Why Foradori is Essential
Underneath the limestone cliffs of Trentino, Italy resides a farm devoted to the indigenous variety of Teroldego. I say "farm" because vegetables grow in between the trellised vines, and on weekends, they often sell produce to the local community. Things are different at Foradori. You quickly realize that when you set foot on this biodynamic estate.
I've visited many wineries that apply organic practices in the vineyard as well as those that devote their entire year to the rhythms of biodynamics. Foradori embraces both, but — in the blazing, determined eyes of Elisabetta Foradori — that is not enough. You need, as she calls it, "genetic richness" in the vineyard as well.
In the 1980s, she eschewed the trend of using clonal selections from nurseries and instead embraced massal selection, a process of propagation that relies on the genetic diversity of old vines (which she gets from her pergola-trained, 70- to 80-year-old Teroldego vines). Walk through Foradori's vineyards at harvest and you will notice that every cluster of Teroldego — and each vine for that matter — looks dramatically different from one to the next. The goal is not only to have more expressive grapes, but to have more resilient vines. Calling these wines "natural" seems overly simplistic. Each vineyard is a complex ecosystem, but you get the feeling that Elisabetta and her son, Emilio (who has now taken over winemaking) and daughter Myrtha (who does the gardening) have designed it this way through their careful nurturing.
But the real question is whether this matters in the glass, and I believe that it certainly does. Each vintage at Foradori is a new story, and they want it that way. In their tasting room, I found every wine to be delicious and beguiling, but I also noticed that they were challenging me and the way I approach wine.
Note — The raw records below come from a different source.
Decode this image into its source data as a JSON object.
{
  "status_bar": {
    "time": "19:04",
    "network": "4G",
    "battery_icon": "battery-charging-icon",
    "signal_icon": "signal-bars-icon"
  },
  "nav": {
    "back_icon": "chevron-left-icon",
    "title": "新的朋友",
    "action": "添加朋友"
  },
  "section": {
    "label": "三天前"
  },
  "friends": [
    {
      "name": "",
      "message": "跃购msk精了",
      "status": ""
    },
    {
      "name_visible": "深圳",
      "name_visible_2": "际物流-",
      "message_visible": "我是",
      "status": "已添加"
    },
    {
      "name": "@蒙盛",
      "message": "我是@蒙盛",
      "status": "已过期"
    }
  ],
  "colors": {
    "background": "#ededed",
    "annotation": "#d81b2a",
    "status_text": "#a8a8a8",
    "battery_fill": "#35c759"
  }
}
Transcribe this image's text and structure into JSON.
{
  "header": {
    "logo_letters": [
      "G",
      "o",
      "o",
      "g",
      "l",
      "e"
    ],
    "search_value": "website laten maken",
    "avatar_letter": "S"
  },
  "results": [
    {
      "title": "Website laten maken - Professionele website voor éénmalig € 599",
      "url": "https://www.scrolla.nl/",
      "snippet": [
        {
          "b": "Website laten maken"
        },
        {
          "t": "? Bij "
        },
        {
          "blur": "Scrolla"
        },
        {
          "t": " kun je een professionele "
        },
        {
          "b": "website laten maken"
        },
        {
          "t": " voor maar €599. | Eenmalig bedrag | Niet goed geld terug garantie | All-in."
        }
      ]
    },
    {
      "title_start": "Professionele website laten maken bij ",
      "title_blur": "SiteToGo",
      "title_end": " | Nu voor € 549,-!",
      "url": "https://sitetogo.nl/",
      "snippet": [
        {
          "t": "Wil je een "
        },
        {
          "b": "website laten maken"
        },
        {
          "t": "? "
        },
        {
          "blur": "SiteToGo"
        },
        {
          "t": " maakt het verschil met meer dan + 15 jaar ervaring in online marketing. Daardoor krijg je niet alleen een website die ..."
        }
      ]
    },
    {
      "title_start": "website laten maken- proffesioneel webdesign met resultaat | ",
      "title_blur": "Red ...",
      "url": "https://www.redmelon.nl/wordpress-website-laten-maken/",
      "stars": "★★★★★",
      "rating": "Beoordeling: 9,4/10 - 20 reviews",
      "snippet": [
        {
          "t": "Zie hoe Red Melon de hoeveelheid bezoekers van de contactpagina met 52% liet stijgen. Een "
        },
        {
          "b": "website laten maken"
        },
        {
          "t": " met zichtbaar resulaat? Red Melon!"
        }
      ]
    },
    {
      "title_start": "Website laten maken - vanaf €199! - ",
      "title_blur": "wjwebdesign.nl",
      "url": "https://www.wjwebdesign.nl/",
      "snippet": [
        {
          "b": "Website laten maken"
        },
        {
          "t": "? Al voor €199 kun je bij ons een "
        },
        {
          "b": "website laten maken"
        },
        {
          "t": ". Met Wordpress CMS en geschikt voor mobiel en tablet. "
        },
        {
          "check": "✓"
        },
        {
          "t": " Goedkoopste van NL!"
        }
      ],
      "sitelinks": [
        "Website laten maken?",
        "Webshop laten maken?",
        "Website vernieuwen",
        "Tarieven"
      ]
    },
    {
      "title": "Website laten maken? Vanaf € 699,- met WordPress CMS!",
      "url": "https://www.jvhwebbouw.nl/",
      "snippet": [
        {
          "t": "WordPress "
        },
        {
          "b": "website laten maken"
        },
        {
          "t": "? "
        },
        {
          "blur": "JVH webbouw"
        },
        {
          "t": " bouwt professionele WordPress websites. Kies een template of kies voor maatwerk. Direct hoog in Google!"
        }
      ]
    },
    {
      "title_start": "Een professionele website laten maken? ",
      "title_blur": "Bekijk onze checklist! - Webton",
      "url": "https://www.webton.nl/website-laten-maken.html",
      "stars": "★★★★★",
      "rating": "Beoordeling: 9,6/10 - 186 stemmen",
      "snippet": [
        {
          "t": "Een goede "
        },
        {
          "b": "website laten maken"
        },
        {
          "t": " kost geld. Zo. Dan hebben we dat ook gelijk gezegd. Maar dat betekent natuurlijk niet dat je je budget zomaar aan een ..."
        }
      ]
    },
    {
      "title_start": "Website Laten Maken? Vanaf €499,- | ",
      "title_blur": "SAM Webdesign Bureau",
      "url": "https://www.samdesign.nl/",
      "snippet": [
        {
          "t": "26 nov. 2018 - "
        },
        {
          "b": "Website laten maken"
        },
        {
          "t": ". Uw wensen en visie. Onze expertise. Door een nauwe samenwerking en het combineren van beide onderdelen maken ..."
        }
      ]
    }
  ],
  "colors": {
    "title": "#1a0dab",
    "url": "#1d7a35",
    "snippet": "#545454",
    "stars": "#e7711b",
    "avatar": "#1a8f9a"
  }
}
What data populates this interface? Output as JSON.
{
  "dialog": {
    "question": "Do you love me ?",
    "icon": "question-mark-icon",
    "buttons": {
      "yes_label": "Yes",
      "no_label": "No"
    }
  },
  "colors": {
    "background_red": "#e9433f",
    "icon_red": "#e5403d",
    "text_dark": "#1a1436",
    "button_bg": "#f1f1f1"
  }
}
Wine at its finest is a dynamic and shape-shifting drink, and Foradori — by that standard — is among Italy's very best.
Grapes: Teroldego, Nosiola, Manzoni Bianco
Appellations/Cru: Vigneti delle Dolomiti IGT
American Importer: Louis/Dressner
Originally listed: September 2019
Wines to Seek Out
Foradori may be best-known for Teroldego, but overlooking the white wines is like visiting New York City for theater, only to ignore what’s playing off Broadway. The skin-contact Pinot Grigio, the Manzoni Bianco and especially the Nosiola are among the most evocative white wines in Italy. View the recent tasting report from my visit to the estate.
Foradori Fontanasanta Nosiola
This may be the most exotic and compelling white wine I have come across in Italy. The great wines of Fiano, Timorasso, Ribolla Gialla and Trebbiano d’Abruzzo may have the stature and grandeur to outflank this little Nosiola, but tasting this wine is like being visited by a woodland nymph: disbelief at its delicacy is part of the experience.
Foradori Fontanasanta Manzoni Bianco
White whites do not need to be fruit-driven to be appealing, and Foradori’s Manzoni Bianco is a masterclass in savory emphasis. Sassafras, almond and floral aromatics lead the way, while a subtle, pineapple-like tone carries the wine through to the finish. This is a white wine with tannin, and benefits from some aeration before serving.
This light-maceration Teroldego wine is the brainchild of Emilio Foradori, who wanted to make a statement on Trentino’s “now tropical” climate, thanks to climate change. Meant to be consumed young, its sour-fruit profile and scouring acidity may be an acquired taste, but it is undeniably complex, and as a result, compelling. A red wine to serve with a subtle chill.
Foradori “Morei” Teroldego
Foradori’s three single-vineyard Teroldego are vastly different from one another.“Morei” comes from a rocky, alluvial terroir that receives more sunlight than “Sgarzon,” which seems to make it resemble Syrah a little more than Pinot Noir. Its élevage is also in clay vessels. There is a ferocity to this wine’s acidity that demands aeration, so either plan accordingly or cellar for a few years.
Foradori “Sgarzon” Teroldego
As brilliant as “Morei” is, its counterpart is even more impressive. “Sgarzon” comes from a strictly sandy terroir that is cooler, showing Teroldego’s resemblance to Pinot Noir a bit more on the palate, with a suppleness and length on the finish that is amazing. The aromas of black cherry, raspberry, black tea and spearmint also aid in the Pinot impression. Aged in clay.
Foradori “Granato” Teroldego
"Granato" is the Foradori wine that first captured the wine world's imagination in the 1990s. Hailing from those ancient, pergola-trained vines on the estate property, “Granato” has evaded the temptation of clay to be aged in large oak casks where it belongs. For me, it is Foradori’s masterpiece: flirtatious with its aromas (raspberry? black tea? peach?), disciplined with its tannins, and supremely refined throughout.